BEGIN Records for the task

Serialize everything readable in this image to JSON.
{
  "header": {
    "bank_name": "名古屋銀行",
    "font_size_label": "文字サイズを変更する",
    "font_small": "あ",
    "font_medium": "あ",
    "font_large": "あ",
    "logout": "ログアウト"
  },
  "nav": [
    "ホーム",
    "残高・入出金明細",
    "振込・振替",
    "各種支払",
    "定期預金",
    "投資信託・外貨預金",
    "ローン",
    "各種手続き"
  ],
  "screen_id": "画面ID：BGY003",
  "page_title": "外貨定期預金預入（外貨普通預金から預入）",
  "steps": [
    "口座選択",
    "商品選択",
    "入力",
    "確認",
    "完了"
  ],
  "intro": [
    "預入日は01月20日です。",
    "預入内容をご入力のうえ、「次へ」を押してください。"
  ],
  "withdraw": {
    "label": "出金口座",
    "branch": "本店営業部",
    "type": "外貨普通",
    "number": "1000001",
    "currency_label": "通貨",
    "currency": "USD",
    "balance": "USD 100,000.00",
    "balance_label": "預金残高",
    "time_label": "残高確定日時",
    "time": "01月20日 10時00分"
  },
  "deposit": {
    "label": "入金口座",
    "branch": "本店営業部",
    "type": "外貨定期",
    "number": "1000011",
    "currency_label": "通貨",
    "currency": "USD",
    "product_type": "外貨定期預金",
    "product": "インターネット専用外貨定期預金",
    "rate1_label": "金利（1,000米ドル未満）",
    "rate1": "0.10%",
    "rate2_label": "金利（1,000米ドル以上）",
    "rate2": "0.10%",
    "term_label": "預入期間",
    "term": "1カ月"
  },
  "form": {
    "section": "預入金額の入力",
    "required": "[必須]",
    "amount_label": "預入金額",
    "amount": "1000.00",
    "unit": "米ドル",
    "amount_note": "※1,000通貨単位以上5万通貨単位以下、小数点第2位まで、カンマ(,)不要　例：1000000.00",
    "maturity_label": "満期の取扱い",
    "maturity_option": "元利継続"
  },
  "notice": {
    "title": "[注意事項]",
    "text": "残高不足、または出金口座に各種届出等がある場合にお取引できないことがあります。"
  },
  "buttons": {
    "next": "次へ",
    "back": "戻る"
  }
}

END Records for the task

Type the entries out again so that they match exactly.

Serialize everything readable in this image to JSON.
{
  "header": {
    "bank_name": "名古屋銀行",
    "font_size_label": "文字サイズを変更する",
    "font_small": "あ",
    "font_medium": "あ",
    "font_large": "あ",
    "logout": "ログアウト"
  },
  "nav": [
    "ホーム",
    "残高・入出金明細",
    "振込・振替",
    "各種支払",
    "定期預金",
    "投資信託・外貨預金",
    "ローン",
    "各種手続き"
  ],
  "screen_id": "画面ID：BGY003",
  "page_title": "外貨定期預金預入（外貨普通預金から預入）",
  "steps": [
    "口座選択",
    "商品選択",
    "入力",
    "確認",
    "完了"
  ],
  "intro": [
    "預入日は01月20日です。",
    "預入内容をご入力のうえ、「次へ」を押してください。"
  ],
  "withdraw": {
    "label": "出金口座",
    "branch": "本店営業部",
    "type": "外貨普通",
    "number": "1000001",
    "currency_label": "通貨",
    "currency": "USD",
    "balance": "USD 100,000.00",
    "balance_label": "預金残高",
    "time_label": "残高確定日時",
    "time": "01月20日 10時00分"
  },
  "deposit": {
    "label": "入金口座",
    "branch": "本店営業部",
    "type": "外貨定期",
    "number": "1000011",
    "currency_label": "通貨",
    "currency": "USD",
    "product_type": "外貨定期預金",
    "product": "インターネット専用外貨定期預金",
    "rate1_label": "金利（1,000米ドル未満）",
    "rate1": "0.10%",
    "rate2_label": "金利（1,000米ドル以上）",
    "rate2": "0.10%",
    "term_label": "預入期間",
    "term": "1カ月"
  },
  "form": {
    "section": "預入金額の入力",
    "required": "[必須]",
    "amount_label": "預入金額",
    "amount": "1000.00",
    "unit": "米ドル",
    "amount_note": "※1,000通貨単位以上5万通貨単位以下、小数点第2位まで、カンマ(,)不要　例：1000000.00",
    "maturity_label": "満期の取扱い",
    "maturity_option": "元利継続"
  },
  "notice": {
    "title": "[注意事項]",
    "text": "残高不足、または出金口座に各種届出等がある場合にお取引できないことがあります。"
  },
  "buttons": {
    "next": "次へ",
    "back": "戻る"
  }
}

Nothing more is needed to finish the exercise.